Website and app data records
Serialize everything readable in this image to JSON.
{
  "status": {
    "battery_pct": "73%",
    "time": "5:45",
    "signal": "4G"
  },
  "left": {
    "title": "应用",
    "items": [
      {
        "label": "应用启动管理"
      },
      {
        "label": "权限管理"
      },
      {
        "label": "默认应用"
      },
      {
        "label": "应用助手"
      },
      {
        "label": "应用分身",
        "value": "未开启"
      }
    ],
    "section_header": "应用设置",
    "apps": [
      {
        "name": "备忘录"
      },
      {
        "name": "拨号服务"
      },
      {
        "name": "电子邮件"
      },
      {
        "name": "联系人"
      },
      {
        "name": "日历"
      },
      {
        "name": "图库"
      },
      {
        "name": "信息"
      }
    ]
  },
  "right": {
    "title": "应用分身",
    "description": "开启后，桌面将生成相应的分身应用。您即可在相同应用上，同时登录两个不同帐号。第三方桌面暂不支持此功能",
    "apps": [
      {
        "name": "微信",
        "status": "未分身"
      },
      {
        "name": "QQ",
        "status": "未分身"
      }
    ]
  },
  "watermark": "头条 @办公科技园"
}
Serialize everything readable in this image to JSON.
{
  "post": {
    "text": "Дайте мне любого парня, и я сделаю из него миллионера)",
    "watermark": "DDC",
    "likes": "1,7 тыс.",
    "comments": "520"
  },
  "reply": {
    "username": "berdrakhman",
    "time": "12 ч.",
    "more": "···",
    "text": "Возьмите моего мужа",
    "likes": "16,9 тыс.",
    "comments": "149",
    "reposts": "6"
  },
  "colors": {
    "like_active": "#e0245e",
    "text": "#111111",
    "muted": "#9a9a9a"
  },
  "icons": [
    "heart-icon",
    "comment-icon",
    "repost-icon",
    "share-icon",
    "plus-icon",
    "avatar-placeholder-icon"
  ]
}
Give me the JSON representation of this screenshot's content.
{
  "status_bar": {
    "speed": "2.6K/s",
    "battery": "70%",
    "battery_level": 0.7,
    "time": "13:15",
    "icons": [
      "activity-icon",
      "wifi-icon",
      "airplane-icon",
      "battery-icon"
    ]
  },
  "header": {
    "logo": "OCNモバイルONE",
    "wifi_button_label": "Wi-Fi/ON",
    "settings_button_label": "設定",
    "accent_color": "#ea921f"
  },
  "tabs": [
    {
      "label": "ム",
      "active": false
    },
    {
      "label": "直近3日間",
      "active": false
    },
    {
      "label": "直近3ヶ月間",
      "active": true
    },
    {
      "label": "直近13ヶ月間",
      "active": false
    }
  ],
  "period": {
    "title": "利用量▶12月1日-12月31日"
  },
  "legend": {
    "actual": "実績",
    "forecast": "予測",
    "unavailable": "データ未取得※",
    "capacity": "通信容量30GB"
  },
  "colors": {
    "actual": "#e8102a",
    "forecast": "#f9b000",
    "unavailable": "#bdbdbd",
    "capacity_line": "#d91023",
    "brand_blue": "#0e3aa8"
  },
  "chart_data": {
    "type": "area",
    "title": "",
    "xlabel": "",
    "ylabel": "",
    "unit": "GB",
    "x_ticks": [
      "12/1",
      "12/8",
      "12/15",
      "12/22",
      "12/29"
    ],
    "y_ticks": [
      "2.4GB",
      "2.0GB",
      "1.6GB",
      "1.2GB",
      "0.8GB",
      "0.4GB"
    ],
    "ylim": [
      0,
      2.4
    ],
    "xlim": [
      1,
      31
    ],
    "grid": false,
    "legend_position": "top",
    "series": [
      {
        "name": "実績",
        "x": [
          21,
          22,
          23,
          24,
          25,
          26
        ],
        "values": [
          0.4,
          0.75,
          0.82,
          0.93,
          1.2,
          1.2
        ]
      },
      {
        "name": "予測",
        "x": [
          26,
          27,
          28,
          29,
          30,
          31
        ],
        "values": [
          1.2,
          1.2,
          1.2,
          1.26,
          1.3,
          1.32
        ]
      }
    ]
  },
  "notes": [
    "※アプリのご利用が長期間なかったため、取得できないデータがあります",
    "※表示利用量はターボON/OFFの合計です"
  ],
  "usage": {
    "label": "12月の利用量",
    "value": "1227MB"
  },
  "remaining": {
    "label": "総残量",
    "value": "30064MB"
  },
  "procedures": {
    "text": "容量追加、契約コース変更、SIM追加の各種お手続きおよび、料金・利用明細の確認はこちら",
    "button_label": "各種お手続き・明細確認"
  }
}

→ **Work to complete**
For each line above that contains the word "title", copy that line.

→ **Task result**
    "title": "应用",
    "title": "应用分身",
    "title": "利用量▶12月1日-12月31日"
    "title": "",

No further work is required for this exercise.